* [WHAT YOU HAVE TO DO] Where a line below includes the word "货物登记", copy that line.

....

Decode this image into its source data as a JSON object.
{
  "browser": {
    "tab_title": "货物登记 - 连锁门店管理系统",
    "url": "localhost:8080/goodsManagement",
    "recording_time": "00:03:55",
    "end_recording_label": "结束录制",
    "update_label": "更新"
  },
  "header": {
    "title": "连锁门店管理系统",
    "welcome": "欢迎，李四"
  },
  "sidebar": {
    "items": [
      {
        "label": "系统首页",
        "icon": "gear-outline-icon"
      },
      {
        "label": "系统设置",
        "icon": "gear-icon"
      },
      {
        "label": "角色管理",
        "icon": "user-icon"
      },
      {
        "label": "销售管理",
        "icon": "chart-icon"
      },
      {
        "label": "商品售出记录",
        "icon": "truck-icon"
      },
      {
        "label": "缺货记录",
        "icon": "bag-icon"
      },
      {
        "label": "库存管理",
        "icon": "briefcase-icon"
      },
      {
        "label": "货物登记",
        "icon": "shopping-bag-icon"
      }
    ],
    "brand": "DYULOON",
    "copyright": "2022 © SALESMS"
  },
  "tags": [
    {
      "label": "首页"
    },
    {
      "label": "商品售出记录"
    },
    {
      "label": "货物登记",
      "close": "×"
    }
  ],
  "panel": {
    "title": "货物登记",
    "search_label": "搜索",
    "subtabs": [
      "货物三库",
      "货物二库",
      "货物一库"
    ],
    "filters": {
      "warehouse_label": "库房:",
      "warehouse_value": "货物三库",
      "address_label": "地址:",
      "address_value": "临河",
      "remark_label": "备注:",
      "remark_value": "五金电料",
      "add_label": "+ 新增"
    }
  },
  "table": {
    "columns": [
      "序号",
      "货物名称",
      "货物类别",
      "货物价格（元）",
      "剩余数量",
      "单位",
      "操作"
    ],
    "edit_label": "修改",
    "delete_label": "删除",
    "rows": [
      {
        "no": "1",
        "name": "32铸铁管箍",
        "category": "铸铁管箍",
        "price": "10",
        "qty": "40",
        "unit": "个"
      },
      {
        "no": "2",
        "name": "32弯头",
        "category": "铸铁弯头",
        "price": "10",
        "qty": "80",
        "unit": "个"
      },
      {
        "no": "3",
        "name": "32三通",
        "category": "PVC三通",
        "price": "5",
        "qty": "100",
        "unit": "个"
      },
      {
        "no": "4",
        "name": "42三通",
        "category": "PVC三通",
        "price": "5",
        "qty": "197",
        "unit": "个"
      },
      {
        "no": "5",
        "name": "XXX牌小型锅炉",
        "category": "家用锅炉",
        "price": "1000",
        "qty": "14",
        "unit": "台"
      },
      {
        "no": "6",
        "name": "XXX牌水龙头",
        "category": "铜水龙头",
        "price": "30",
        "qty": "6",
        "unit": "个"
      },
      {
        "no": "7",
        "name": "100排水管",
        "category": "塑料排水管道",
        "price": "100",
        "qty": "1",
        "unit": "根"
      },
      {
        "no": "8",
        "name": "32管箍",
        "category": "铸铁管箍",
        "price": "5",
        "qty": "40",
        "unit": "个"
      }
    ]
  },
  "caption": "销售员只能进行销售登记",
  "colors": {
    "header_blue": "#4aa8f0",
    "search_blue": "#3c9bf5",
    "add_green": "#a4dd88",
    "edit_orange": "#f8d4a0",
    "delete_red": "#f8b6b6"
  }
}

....

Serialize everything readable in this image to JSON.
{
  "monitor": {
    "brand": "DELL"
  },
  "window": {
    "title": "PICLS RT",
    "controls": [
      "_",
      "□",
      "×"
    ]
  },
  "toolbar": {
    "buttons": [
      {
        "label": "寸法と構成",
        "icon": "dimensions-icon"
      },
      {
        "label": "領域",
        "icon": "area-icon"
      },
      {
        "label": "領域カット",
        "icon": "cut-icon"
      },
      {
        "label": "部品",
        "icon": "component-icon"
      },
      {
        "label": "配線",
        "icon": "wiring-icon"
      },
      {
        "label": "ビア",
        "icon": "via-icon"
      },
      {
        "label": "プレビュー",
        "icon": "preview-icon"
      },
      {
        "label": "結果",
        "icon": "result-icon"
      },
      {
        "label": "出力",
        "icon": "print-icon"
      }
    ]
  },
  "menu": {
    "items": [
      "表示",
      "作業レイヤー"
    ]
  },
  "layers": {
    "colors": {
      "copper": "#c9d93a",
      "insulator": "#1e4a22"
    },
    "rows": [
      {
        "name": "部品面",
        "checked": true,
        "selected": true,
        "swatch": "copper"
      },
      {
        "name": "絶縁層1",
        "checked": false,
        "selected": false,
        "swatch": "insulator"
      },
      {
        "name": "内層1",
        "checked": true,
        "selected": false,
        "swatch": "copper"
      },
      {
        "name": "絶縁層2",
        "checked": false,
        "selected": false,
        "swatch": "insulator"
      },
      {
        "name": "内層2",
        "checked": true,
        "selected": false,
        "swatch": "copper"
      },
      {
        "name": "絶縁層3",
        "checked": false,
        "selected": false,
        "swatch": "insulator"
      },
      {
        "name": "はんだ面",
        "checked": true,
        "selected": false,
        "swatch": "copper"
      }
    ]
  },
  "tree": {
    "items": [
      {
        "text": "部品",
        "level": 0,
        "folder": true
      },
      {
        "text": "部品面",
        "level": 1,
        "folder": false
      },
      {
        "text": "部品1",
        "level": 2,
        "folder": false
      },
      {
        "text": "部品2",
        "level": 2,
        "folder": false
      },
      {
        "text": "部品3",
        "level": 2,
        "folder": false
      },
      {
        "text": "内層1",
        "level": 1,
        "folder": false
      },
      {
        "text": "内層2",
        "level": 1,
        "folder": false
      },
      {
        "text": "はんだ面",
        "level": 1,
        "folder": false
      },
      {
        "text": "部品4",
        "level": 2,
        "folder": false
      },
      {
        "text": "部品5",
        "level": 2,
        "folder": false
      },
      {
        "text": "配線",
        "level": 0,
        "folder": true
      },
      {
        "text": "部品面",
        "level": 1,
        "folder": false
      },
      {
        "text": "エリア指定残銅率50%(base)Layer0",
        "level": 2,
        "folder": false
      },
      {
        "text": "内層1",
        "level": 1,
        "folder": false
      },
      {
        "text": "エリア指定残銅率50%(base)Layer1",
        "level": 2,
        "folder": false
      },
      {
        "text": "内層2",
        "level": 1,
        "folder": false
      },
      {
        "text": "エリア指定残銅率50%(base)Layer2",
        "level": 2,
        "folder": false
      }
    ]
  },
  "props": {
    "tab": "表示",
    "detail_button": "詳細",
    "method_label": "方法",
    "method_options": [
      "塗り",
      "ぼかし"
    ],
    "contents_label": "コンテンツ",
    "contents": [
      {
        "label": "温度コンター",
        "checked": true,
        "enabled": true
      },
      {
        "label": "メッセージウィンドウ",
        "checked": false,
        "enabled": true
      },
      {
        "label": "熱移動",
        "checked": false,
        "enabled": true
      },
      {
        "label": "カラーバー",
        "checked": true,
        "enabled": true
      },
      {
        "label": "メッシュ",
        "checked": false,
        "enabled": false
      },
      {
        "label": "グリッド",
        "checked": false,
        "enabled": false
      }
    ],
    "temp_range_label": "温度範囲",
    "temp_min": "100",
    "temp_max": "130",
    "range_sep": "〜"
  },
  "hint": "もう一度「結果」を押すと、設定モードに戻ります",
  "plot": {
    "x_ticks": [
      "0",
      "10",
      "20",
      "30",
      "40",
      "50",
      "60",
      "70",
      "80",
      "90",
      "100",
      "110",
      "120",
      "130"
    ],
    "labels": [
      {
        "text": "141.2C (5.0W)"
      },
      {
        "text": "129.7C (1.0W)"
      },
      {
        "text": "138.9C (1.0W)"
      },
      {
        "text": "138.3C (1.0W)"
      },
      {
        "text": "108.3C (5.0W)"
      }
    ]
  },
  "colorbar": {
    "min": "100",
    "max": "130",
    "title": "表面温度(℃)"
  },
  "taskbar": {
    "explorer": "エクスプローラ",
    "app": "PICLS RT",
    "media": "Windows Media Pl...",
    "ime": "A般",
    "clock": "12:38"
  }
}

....

* [SOLUTION TO THIS TASK]
    "tab_title": "货物登记 - 连锁门店管理系统",
        "label": "货物登记",
      "label": "货物登记",
    "title": "货物登记",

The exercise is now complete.